• Dataset:

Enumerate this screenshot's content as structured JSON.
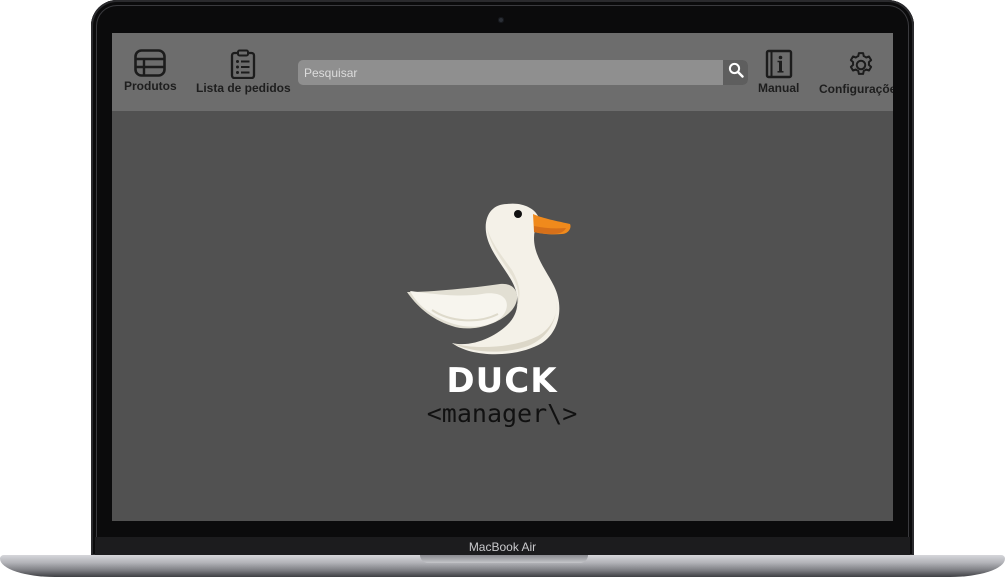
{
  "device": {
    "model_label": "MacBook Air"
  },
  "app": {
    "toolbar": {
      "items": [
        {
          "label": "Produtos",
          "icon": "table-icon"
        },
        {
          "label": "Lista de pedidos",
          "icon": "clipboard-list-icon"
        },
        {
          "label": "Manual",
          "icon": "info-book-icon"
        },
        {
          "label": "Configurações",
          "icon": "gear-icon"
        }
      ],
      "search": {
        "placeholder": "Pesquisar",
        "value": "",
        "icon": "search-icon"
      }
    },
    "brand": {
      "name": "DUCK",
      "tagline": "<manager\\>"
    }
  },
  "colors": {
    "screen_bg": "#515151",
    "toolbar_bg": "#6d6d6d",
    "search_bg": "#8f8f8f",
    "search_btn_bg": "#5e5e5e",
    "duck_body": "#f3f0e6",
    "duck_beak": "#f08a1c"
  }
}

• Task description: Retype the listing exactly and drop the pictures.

• Result of this exercise:
Enumerate this screenshot's content as structured JSON.
{
  "device": {
    "model_label": "MacBook Air"
  },
  "app": {
    "toolbar": {
      "items": [
        {
          "label": "Produtos",
          "icon": "table-icon"
        },
        {
          "label": "Lista de pedidos",
          "icon": "clipboard-list-icon"
        },
        {
          "label": "Manual",
          "icon": "info-book-icon"
        },
        {
          "label": "Configurações",
          "icon": "gear-icon"
        }
      ],
      "search": {
        "placeholder": "Pesquisar",
        "value": "",
        "icon": "search-icon"
      }
    },
    "brand": {
      "name": "DUCK",
      "tagline": "<manager\\>"
    }
  },
  "colors": {
    "screen_bg": "#515151",
    "toolbar_bg": "#6d6d6d",
    "search_bg": "#8f8f8f",
    "search_btn_bg": "#5e5e5e",
    "duck_body": "#f3f0e6",
    "duck_beak": "#f08a1c"
  }
}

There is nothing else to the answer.